Below are some entries. Copy each line that holds the string "Days".

Dataset rows describing interfaces
'''
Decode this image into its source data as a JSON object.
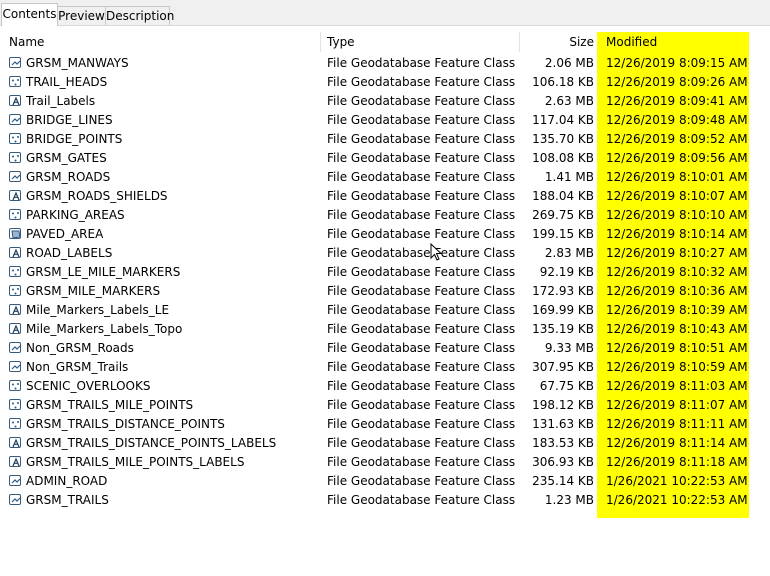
{
  "tabs": [
    {
      "label": "Contents",
      "active": true
    },
    {
      "label": "Preview",
      "active": false
    },
    {
      "label": "Description",
      "active": false
    }
  ],
  "columns": {
    "name": "Name",
    "type": "Type",
    "size": "Size",
    "modified": "Modified"
  },
  "highlight_color": "#ffff00",
  "rows": [
    {
      "icon": "line-feature-icon",
      "name": "GRSM_MANWAYS",
      "type": "File Geodatabase Feature Class",
      "size": "2.06 MB",
      "modified": "12/26/2019 8:09:15 AM"
    },
    {
      "icon": "point-feature-icon",
      "name": "TRAIL_HEADS",
      "type": "File Geodatabase Feature Class",
      "size": "106.18 KB",
      "modified": "12/26/2019 8:09:26 AM"
    },
    {
      "icon": "annotation-feature-icon",
      "name": "Trail_Labels",
      "type": "File Geodatabase Feature Class",
      "size": "2.63 MB",
      "modified": "12/26/2019 8:09:41 AM"
    },
    {
      "icon": "line-feature-icon",
      "name": "BRIDGE_LINES",
      "type": "File Geodatabase Feature Class",
      "size": "117.04 KB",
      "modified": "12/26/2019 8:09:48 AM"
    },
    {
      "icon": "point-feature-icon",
      "name": "BRIDGE_POINTS",
      "type": "File Geodatabase Feature Class",
      "size": "135.70 KB",
      "modified": "12/26/2019 8:09:52 AM"
    },
    {
      "icon": "point-feature-icon",
      "name": "GRSM_GATES",
      "type": "File Geodatabase Feature Class",
      "size": "108.08 KB",
      "modified": "12/26/2019 8:09:56 AM"
    },
    {
      "icon": "line-feature-icon",
      "name": "GRSM_ROADS",
      "type": "File Geodatabase Feature Class",
      "size": "1.41 MB",
      "modified": "12/26/2019 8:10:01 AM"
    },
    {
      "icon": "annotation-feature-icon",
      "name": "GRSM_ROADS_SHIELDS",
      "type": "File Geodatabase Feature Class",
      "size": "188.04 KB",
      "modified": "12/26/2019 8:10:07 AM"
    },
    {
      "icon": "point-feature-icon",
      "name": "PARKING_AREAS",
      "type": "File Geodatabase Feature Class",
      "size": "269.75 KB",
      "modified": "12/26/2019 8:10:10 AM"
    },
    {
      "icon": "polygon-feature-icon",
      "name": "PAVED_AREA",
      "type": "File Geodatabase Feature Class",
      "size": "199.15 KB",
      "modified": "12/26/2019 8:10:14 AM"
    },
    {
      "icon": "annotation-feature-icon",
      "name": "ROAD_LABELS",
      "type": "File Geodatabase Feature Class",
      "size": "2.83 MB",
      "modified": "12/26/2019 8:10:27 AM"
    },
    {
      "icon": "point-feature-icon",
      "name": "GRSM_LE_MILE_MARKERS",
      "type": "File Geodatabase Feature Class",
      "size": "92.19 KB",
      "modified": "12/26/2019 8:10:32 AM"
    },
    {
      "icon": "point-feature-icon",
      "name": "GRSM_MILE_MARKERS",
      "type": "File Geodatabase Feature Class",
      "size": "172.93 KB",
      "modified": "12/26/2019 8:10:36 AM"
    },
    {
      "icon": "annotation-feature-icon",
      "name": "Mile_Markers_Labels_LE",
      "type": "File Geodatabase Feature Class",
      "size": "169.99 KB",
      "modified": "12/26/2019 8:10:39 AM"
    },
    {
      "icon": "annotation-feature-icon",
      "name": "Mile_Markers_Labels_Topo",
      "type": "File Geodatabase Feature Class",
      "size": "135.19 KB",
      "modified": "12/26/2019 8:10:43 AM"
    },
    {
      "icon": "line-feature-icon",
      "name": "Non_GRSM_Roads",
      "type": "File Geodatabase Feature Class",
      "size": "9.33 MB",
      "modified": "12/26/2019 8:10:51 AM"
    },
    {
      "icon": "line-feature-icon",
      "name": "Non_GRSM_Trails",
      "type": "File Geodatabase Feature Class",
      "size": "307.95 KB",
      "modified": "12/26/2019 8:10:59 AM"
    },
    {
      "icon": "point-feature-icon",
      "name": "SCENIC_OVERLOOKS",
      "type": "File Geodatabase Feature Class",
      "size": "67.75 KB",
      "modified": "12/26/2019 8:11:03 AM"
    },
    {
      "icon": "point-feature-icon",
      "name": "GRSM_TRAILS_MILE_POINTS",
      "type": "File Geodatabase Feature Class",
      "size": "198.12 KB",
      "modified": "12/26/2019 8:11:07 AM"
    },
    {
      "icon": "point-feature-icon",
      "name": "GRSM_TRAILS_DISTANCE_POINTS",
      "type": "File Geodatabase Feature Class",
      "size": "131.63 KB",
      "modified": "12/26/2019 8:11:11 AM"
    },
    {
      "icon": "annotation-feature-icon",
      "name": "GRSM_TRAILS_DISTANCE_POINTS_LABELS",
      "type": "File Geodatabase Feature Class",
      "size": "183.53 KB",
      "modified": "12/26/2019 8:11:14 AM"
    },
    {
      "icon": "annotation-feature-icon",
      "name": "GRSM_TRAILS_MILE_POINTS_LABELS",
      "type": "File Geodatabase Feature Class",
      "size": "306.93 KB",
      "modified": "12/26/2019 8:11:18 AM"
    },
    {
      "icon": "line-feature-icon",
      "name": "ADMIN_ROAD",
      "type": "File Geodatabase Feature Class",
      "size": "235.14 KB",
      "modified": "1/26/2021 10:22:53 AM"
    },
    {
      "icon": "line-feature-icon",
      "name": "GRSM_TRAILS",
      "type": "File Geodatabase Feature Class",
      "size": "1.23 MB",
      "modified": "1/26/2021 10:22:53 AM"
    }
  ]
}
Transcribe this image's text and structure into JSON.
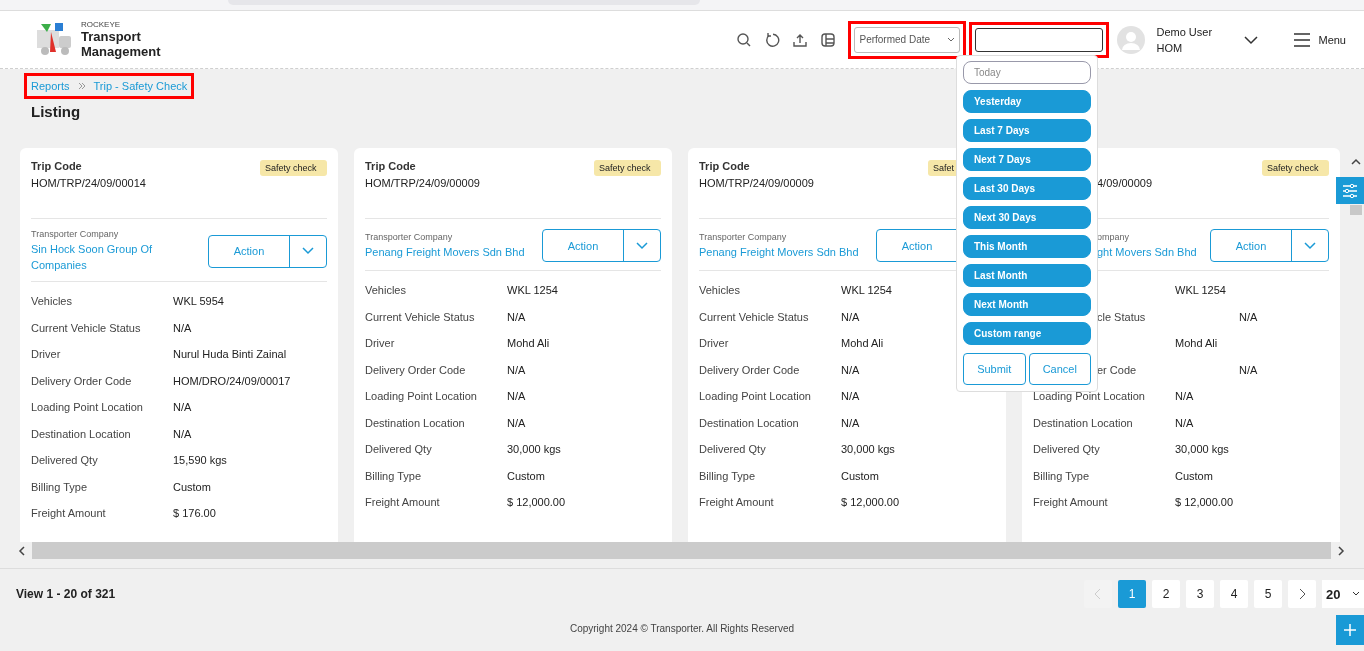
{
  "header": {
    "brand": "ROCKEYE",
    "title_lines": [
      "Transport",
      "Management"
    ],
    "date_type": "Performed Date",
    "user": {
      "name": "Demo User",
      "org": "HOM"
    },
    "menu_label": "Menu"
  },
  "date_menu": {
    "options": [
      {
        "label": "Today",
        "kind": "outlined"
      },
      {
        "label": "Yesterday",
        "kind": "filled"
      },
      {
        "label": "Last 7 Days",
        "kind": "filled"
      },
      {
        "label": "Next 7 Days",
        "kind": "filled"
      },
      {
        "label": "Last 30 Days",
        "kind": "filled"
      },
      {
        "label": "Next 30 Days",
        "kind": "filled"
      },
      {
        "label": "This Month",
        "kind": "filled"
      },
      {
        "label": "Last Month",
        "kind": "filled"
      },
      {
        "label": "Next Month",
        "kind": "filled"
      },
      {
        "label": "Custom range",
        "kind": "filled"
      }
    ],
    "buttons": [
      "Submit",
      "Cancel"
    ]
  },
  "breadcrumb": [
    "Reports",
    "Trip - Safety Check"
  ],
  "page_title": "Listing",
  "cards": [
    {
      "trip_code_label": "Trip Code",
      "trip_code": "HOM/TRP/24/09/00014",
      "badge": "Safety check",
      "company_label": "Transporter Company",
      "company": "Sin Hock Soon Group Of Companies",
      "action": "Action",
      "rows": [
        {
          "label": "Vehicles",
          "value": "WKL 5954"
        },
        {
          "label": "Current Vehicle Status",
          "value": "N/A"
        },
        {
          "label": "Driver",
          "value": "Nurul Huda Binti Zainal"
        },
        {
          "label": "Delivery Order Code",
          "value": "HOM/DRO/24/09/00017"
        },
        {
          "label": "Loading Point Location",
          "value": "N/A"
        },
        {
          "label": "Destination Location",
          "value": "N/A"
        },
        {
          "label": "Delivered Qty",
          "value": "15,590 kgs"
        },
        {
          "label": "Billing Type",
          "value": "Custom"
        },
        {
          "label": "Freight Amount",
          "value": "$ 176.00"
        }
      ]
    },
    {
      "trip_code_label": "Trip Code",
      "trip_code": "HOM/TRP/24/09/00009",
      "badge": "Safety check",
      "company_label": "Transporter Company",
      "company": "Penang Freight Movers Sdn Bhd",
      "action": "Action",
      "rows": [
        {
          "label": "Vehicles",
          "value": "WKL 1254"
        },
        {
          "label": "Current Vehicle Status",
          "value": "N/A"
        },
        {
          "label": "Driver",
          "value": "Mohd Ali"
        },
        {
          "label": "Delivery Order Code",
          "value": "N/A"
        },
        {
          "label": "Loading Point Location",
          "value": "N/A"
        },
        {
          "label": "Destination Location",
          "value": "N/A"
        },
        {
          "label": "Delivered Qty",
          "value": "30,000 kgs"
        },
        {
          "label": "Billing Type",
          "value": "Custom"
        },
        {
          "label": "Freight Amount",
          "value": "$ 12,000.00"
        }
      ]
    },
    {
      "trip_code_label": "Trip Code",
      "trip_code": "HOM/TRP/24/09/00009",
      "badge": "Safet",
      "company_label": "Transporter Company",
      "company": "Penang Freight Movers Sdn Bhd",
      "action": "Action",
      "action_caret_hidden": true,
      "rows": [
        {
          "label": "Vehicles",
          "value": "WKL 1254"
        },
        {
          "label": "Current Vehicle Status",
          "value": "N/A"
        },
        {
          "label": "Driver",
          "value": "Mohd Ali"
        },
        {
          "label": "Delivery Order Code",
          "value": "N/A"
        },
        {
          "label": "Loading Point Location",
          "value": "N/A"
        },
        {
          "label": "Destination Location",
          "value": "N/A"
        },
        {
          "label": "Delivered Qty",
          "value": "30,000 kgs"
        },
        {
          "label": "Billing Type",
          "value": "Custom"
        },
        {
          "label": "Freight Amount",
          "value": "$ 12,000.00"
        }
      ]
    },
    {
      "trip_code": "4/09/00009",
      "trip_code_cut": true,
      "badge": "Safety check",
      "company_label": "ompany",
      "company_label_cut": true,
      "company": "ght Movers Sdn Bhd",
      "company_cut": true,
      "action": "Action",
      "rows": [
        {
          "value": "WKL 1254"
        },
        {
          "label": "cle Status",
          "label_cut": true,
          "value": "N/A"
        },
        {
          "value": "Mohd Ali"
        },
        {
          "label": "er Code",
          "label_cut": true,
          "value": "N/A"
        },
        {
          "label": "Loading Point Location",
          "value": "N/A"
        },
        {
          "label": "Destination Location",
          "value": "N/A"
        },
        {
          "label": "Delivered Qty",
          "value": "30,000 kgs"
        },
        {
          "label": "Billing Type",
          "value": "Custom"
        },
        {
          "label": "Freight Amount",
          "value": "$ 12,000.00"
        }
      ]
    }
  ],
  "pagination": {
    "summary": "View 1 - 20 of 321",
    "prev_disabled": true,
    "pages": [
      {
        "label": "1",
        "selected": true
      },
      {
        "label": "2",
        "selected": false
      },
      {
        "label": "3",
        "selected": false
      },
      {
        "label": "4",
        "selected": false
      },
      {
        "label": "5",
        "selected": false
      }
    ],
    "page_size": "20"
  },
  "footer": "Copyright 2024 © Transporter. All Rights Reserved"
}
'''
Response to this exercise.
        "label": "Last 7 Days",
        "label": "Next 7 Days",
        "label": "Last 30 Days",
        "label": "Next 30 Days",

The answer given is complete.